_What you will do_
Go through the data below and return each line where the string "Sameer" appears.

[Records drawn from a dataset]
· · ·
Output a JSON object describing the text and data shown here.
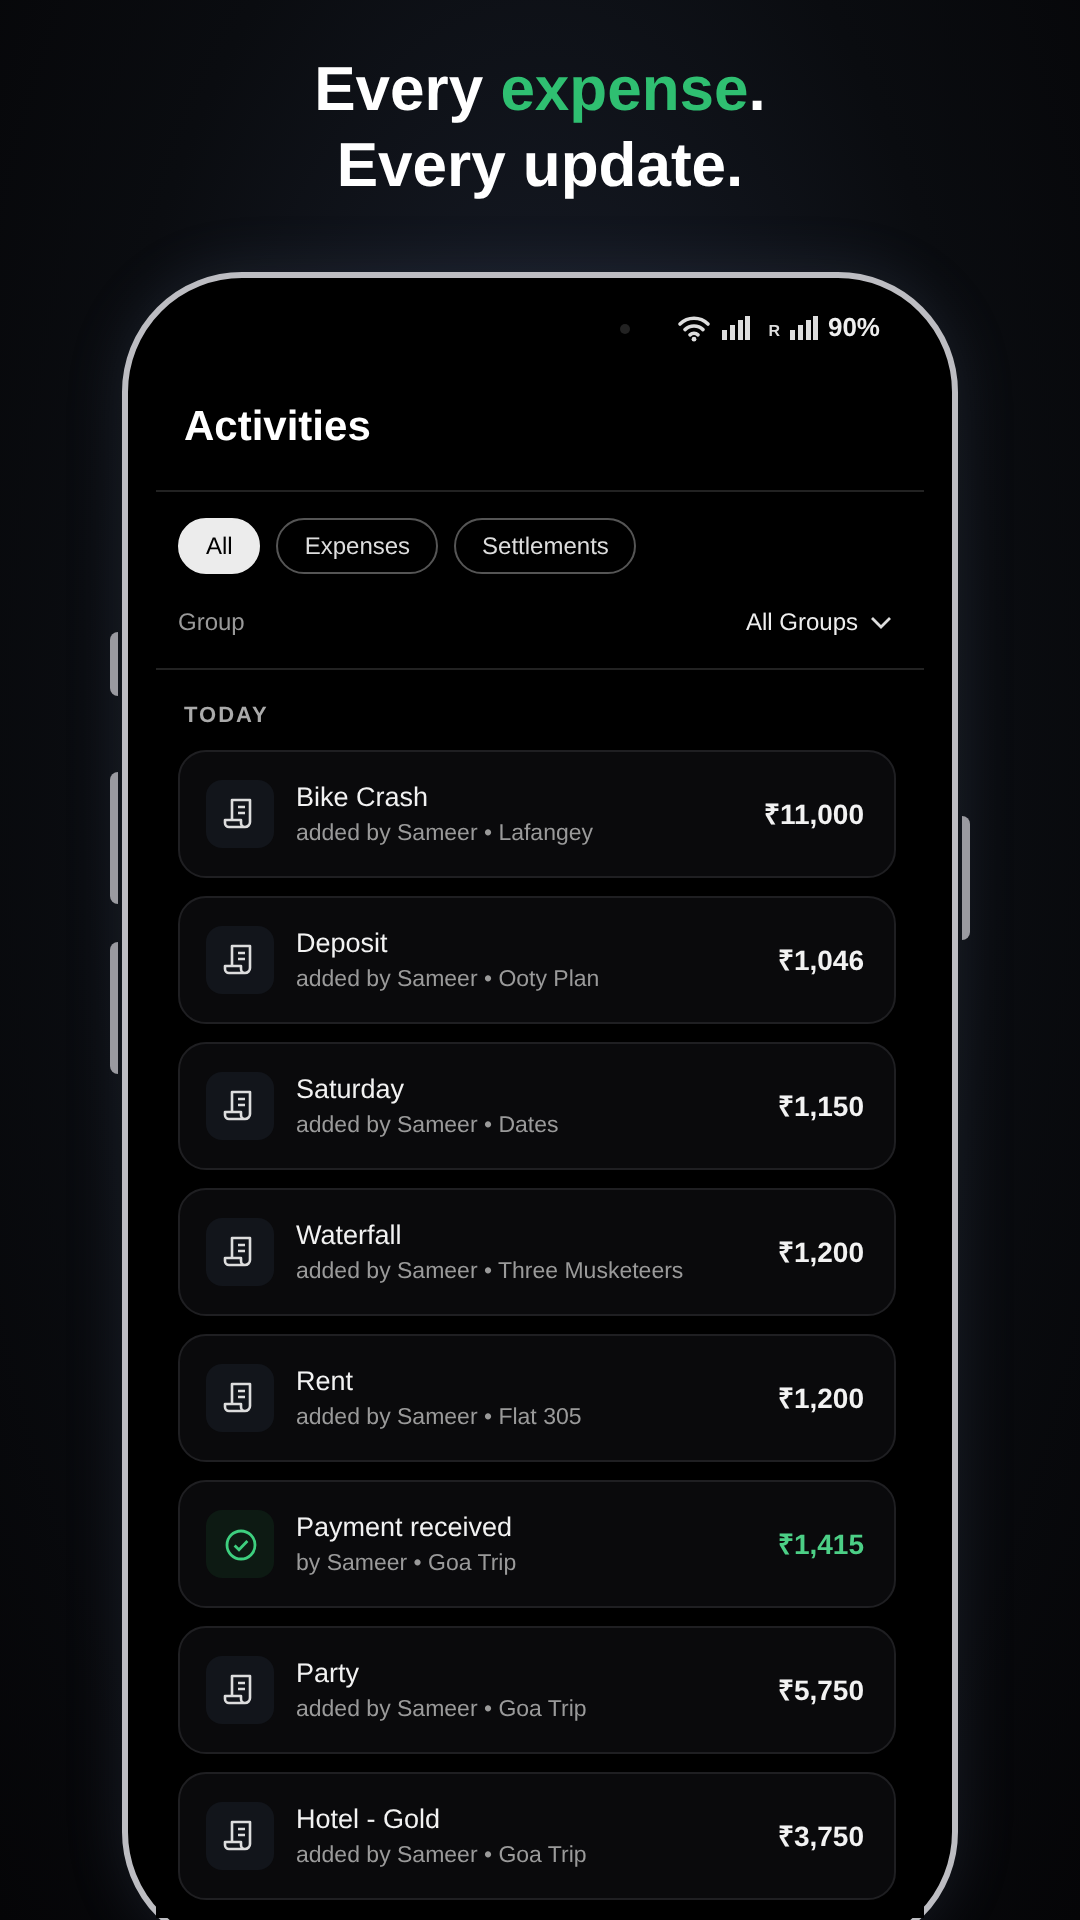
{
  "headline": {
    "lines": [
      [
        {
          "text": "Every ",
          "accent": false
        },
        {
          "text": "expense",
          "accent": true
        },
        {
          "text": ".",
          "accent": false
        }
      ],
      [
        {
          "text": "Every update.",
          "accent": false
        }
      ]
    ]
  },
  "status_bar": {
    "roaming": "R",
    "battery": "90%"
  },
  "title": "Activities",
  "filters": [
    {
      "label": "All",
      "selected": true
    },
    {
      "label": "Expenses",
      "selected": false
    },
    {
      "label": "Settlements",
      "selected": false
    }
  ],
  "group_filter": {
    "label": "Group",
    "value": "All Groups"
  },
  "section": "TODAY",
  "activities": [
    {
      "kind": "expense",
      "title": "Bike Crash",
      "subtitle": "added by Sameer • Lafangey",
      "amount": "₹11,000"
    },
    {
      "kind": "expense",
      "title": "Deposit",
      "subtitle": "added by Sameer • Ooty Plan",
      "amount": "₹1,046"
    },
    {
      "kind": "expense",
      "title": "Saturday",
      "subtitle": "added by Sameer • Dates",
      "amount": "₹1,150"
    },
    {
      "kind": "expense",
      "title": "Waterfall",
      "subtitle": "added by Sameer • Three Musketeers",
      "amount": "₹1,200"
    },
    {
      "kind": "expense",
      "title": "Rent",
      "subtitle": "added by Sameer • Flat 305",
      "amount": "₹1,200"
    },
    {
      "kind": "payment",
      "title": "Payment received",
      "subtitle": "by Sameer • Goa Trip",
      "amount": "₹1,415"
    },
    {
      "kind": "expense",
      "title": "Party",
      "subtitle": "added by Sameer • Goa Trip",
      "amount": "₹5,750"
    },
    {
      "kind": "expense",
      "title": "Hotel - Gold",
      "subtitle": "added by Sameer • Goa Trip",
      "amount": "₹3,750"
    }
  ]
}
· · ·
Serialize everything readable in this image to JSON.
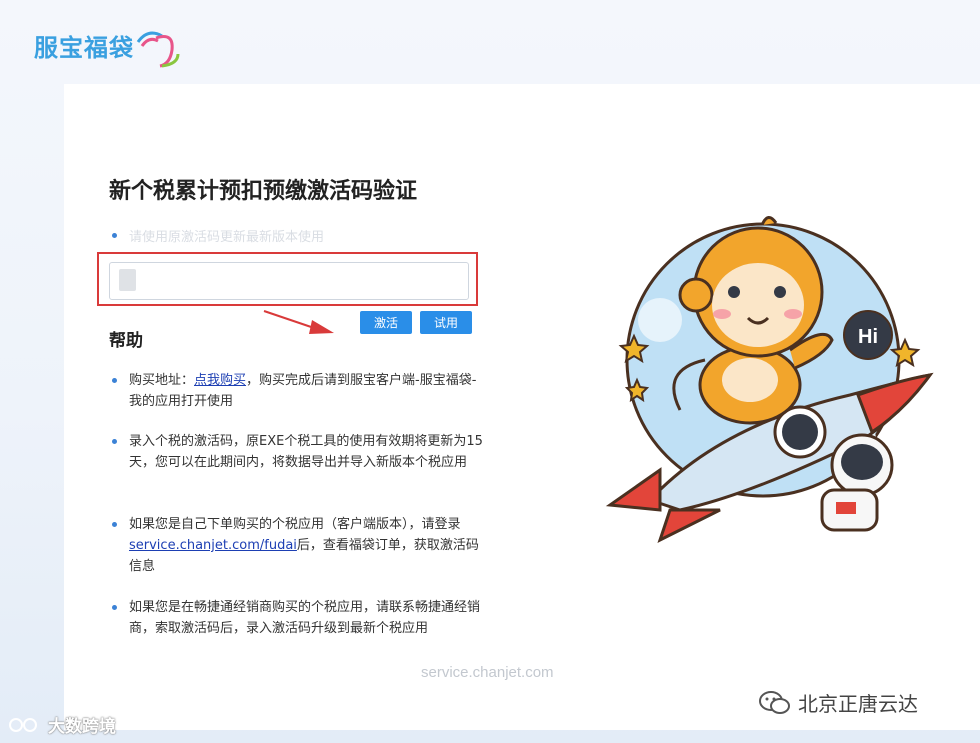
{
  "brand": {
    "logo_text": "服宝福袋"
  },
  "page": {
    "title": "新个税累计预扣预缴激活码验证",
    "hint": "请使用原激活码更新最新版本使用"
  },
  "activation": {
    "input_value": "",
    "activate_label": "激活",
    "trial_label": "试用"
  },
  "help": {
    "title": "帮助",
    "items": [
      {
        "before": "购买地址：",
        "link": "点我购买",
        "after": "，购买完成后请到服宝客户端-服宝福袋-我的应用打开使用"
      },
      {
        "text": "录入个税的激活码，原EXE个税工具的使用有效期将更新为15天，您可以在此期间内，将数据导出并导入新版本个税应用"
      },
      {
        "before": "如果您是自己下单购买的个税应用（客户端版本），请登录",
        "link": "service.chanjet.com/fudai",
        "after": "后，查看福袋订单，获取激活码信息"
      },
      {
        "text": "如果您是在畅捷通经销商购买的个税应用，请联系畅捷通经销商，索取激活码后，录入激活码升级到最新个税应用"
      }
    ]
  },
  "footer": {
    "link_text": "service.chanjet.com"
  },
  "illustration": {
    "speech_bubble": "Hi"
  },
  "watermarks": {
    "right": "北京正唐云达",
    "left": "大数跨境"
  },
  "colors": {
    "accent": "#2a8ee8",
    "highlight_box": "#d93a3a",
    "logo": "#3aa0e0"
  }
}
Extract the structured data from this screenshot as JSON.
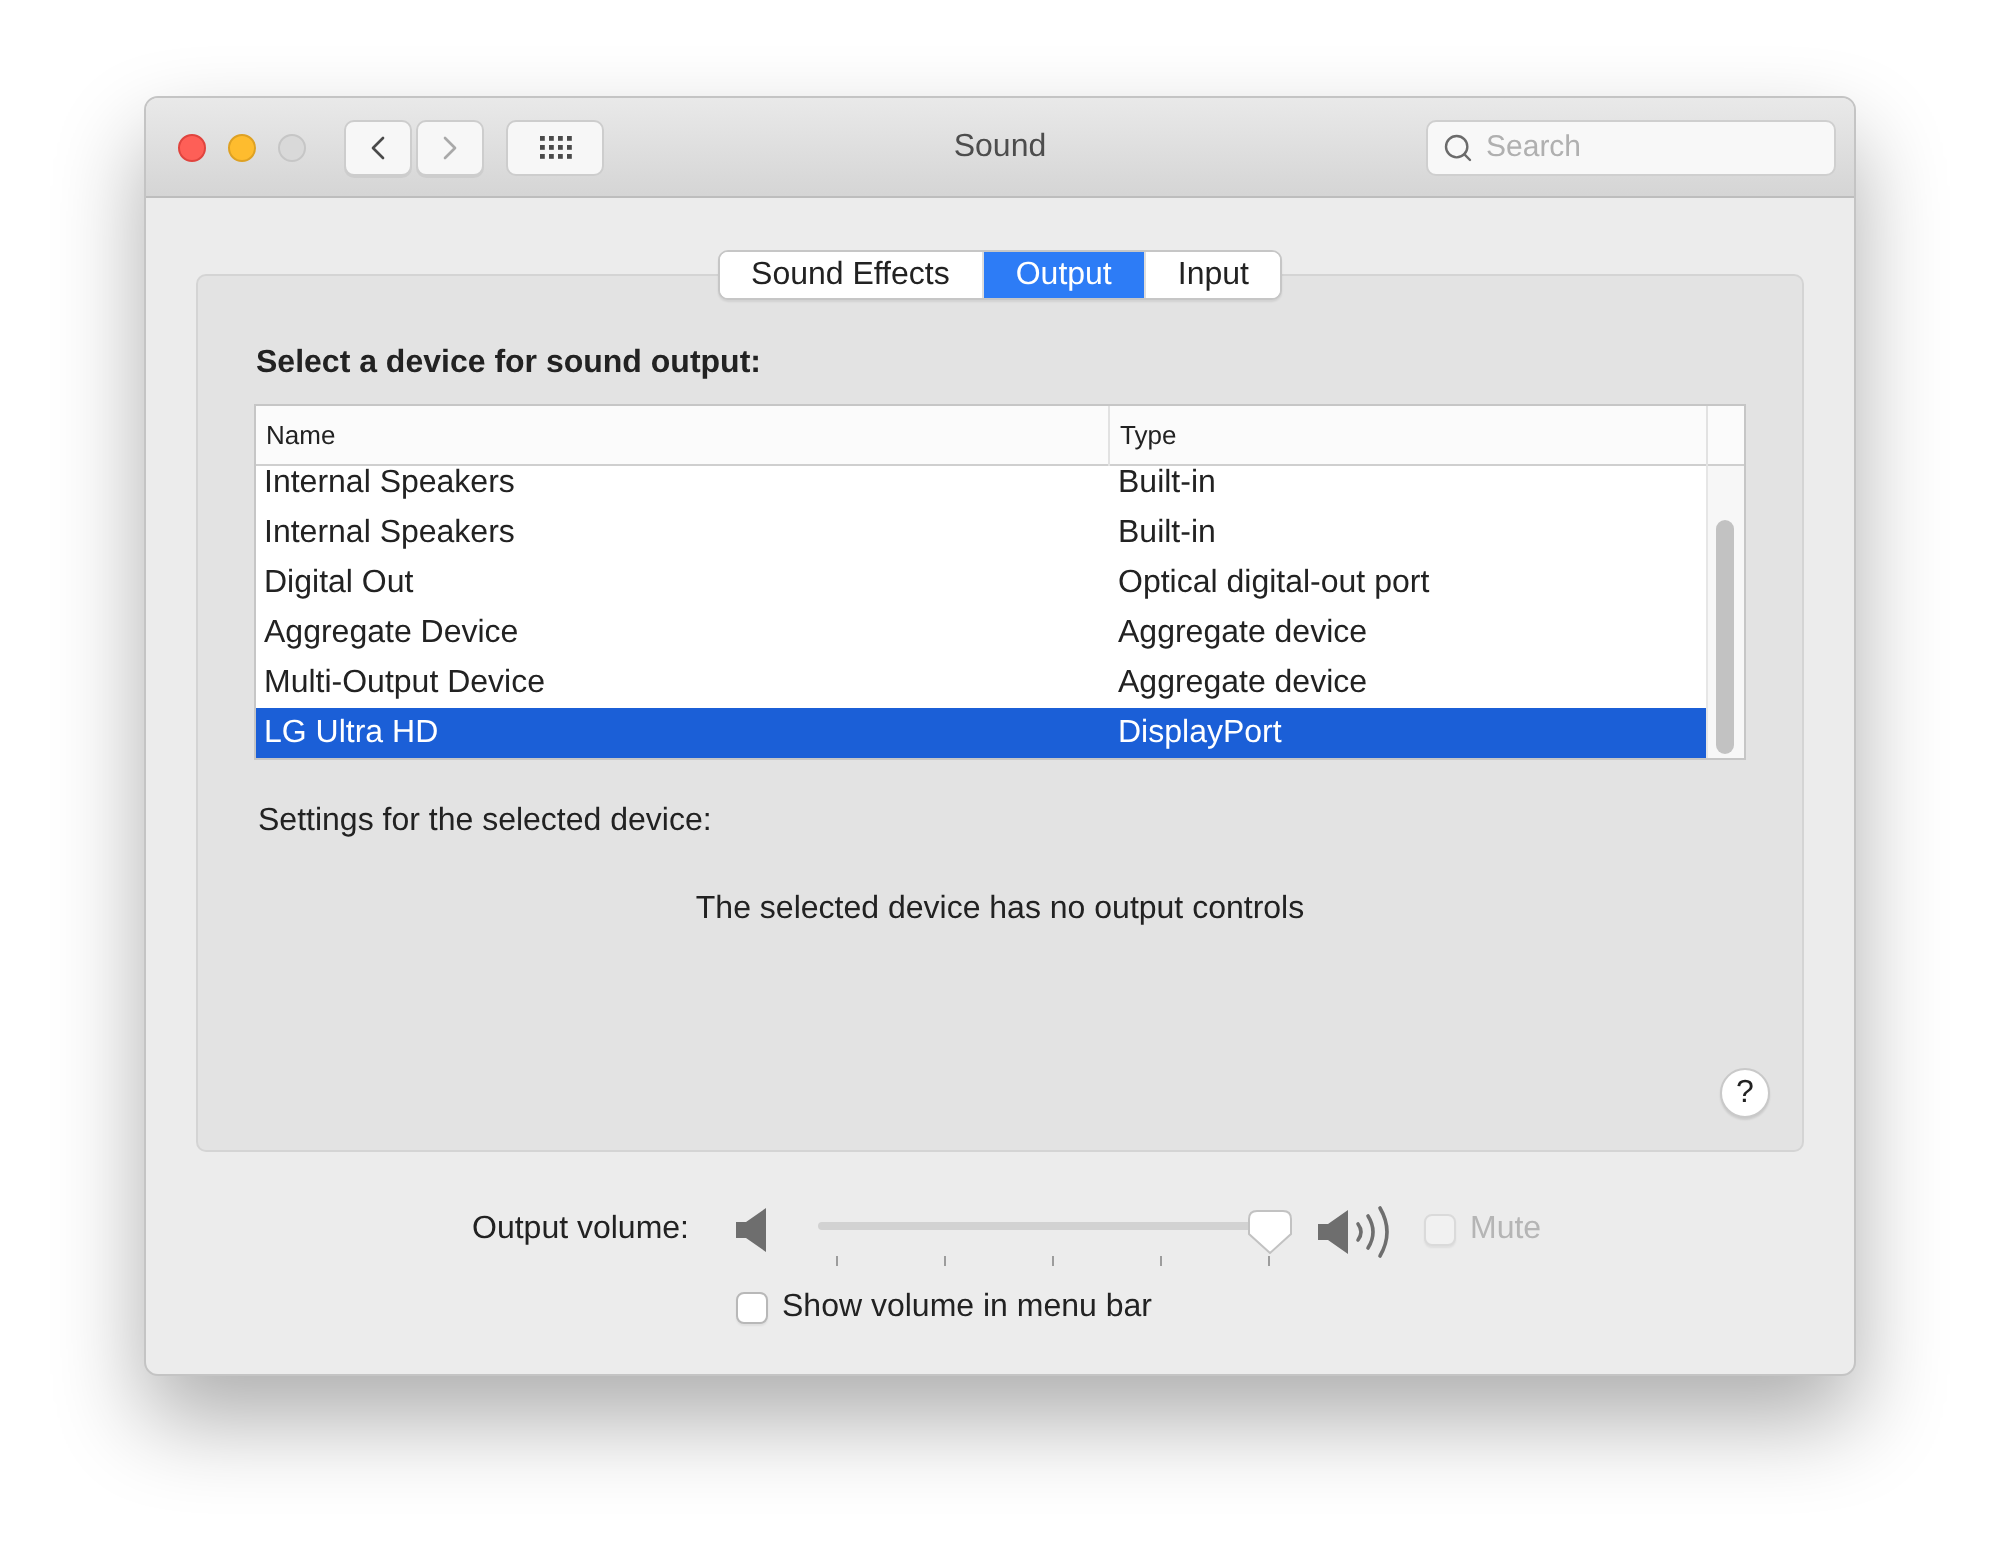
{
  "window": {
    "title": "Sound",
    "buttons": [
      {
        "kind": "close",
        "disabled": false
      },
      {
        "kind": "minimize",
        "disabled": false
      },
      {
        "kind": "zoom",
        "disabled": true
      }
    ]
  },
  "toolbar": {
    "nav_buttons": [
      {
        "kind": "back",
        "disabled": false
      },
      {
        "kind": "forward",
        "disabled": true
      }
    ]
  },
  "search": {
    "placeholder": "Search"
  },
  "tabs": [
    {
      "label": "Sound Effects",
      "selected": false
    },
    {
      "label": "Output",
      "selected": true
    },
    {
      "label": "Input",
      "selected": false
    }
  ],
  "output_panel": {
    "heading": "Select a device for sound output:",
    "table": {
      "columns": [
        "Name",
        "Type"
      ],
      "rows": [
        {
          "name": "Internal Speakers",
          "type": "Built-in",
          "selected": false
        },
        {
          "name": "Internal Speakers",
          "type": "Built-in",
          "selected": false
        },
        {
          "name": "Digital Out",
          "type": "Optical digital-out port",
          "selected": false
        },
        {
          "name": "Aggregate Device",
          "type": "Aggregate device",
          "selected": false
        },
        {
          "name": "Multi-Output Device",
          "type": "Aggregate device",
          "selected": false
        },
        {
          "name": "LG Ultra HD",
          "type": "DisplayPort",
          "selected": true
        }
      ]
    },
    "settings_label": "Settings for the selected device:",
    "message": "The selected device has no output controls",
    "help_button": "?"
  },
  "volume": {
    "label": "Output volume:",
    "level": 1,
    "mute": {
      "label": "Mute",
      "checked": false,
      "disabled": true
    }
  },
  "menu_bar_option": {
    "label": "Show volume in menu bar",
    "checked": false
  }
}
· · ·
_Problem solution_
      "subtitle": "added by Sameer • Lafangey",
      "subtitle": "added by Sameer • Ooty Plan",
      "subtitle": "added by Sameer • Dates",
      "subtitle": "added by Sameer • Three Musketeers",
      "subtitle": "added by Sameer • Flat 305",
      "subtitle": "by Sameer • Goa Trip",
      "subtitle": "added by Sameer • Goa Trip",
      "subtitle": "added by Sameer • Goa Trip",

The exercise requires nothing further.